Becky Hand
Becky is a registered and licensed dietitian with almost 20 years of experience. She teaches prenatal classes and counsels individuals, helping women eat right and stay fit before, during and after their pregnancies.
Becky Hand

Member Comments

thanks for sharing Report
I gained 80 lbs during my pregnancy with my daughter and 75 lbs with my son. I had problems with both pregnancies and highly recommend staying within the healthiest weight range possible. Unfortunately the doc told me not to exercise (I have a bleeding disorder), and I'm a lifelong vegetarian with a healthy diet. So there wasn't a lot I could do to change anything.

The doctor did explain that some of it is genetic, and the good news is that I was back to my pre-baby weight after about 3 years. It took a while, but I got there!
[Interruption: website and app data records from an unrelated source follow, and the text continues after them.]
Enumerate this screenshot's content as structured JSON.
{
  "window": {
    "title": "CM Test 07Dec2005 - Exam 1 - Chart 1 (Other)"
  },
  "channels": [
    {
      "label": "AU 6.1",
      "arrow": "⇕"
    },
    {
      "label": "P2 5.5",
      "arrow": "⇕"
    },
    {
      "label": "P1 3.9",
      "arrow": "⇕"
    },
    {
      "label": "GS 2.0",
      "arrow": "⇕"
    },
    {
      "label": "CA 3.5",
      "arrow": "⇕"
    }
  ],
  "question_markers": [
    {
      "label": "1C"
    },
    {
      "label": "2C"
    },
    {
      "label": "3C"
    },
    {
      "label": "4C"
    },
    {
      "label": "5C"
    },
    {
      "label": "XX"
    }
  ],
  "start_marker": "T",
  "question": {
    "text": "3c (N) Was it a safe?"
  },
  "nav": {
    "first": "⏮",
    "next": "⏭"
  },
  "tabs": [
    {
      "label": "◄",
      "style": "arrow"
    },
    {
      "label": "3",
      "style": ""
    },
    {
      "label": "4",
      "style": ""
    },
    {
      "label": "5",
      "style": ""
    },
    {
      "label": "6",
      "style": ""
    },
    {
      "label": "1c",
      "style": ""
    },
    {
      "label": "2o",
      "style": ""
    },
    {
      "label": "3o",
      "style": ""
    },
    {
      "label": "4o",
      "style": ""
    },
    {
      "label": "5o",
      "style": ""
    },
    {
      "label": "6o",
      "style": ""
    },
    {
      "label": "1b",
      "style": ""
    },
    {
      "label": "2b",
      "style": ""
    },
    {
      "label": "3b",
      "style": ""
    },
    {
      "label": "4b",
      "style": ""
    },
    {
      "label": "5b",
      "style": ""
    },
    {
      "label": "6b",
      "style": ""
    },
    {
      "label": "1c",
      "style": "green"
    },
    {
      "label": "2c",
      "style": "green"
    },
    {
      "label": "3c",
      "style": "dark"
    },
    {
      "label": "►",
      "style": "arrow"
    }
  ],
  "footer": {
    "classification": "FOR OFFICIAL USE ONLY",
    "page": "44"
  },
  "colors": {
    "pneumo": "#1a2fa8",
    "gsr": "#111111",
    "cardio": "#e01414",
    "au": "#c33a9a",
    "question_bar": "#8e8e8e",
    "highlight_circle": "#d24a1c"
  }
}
I now have a healthy, happy family & we're all within our healthy weight ranges. Report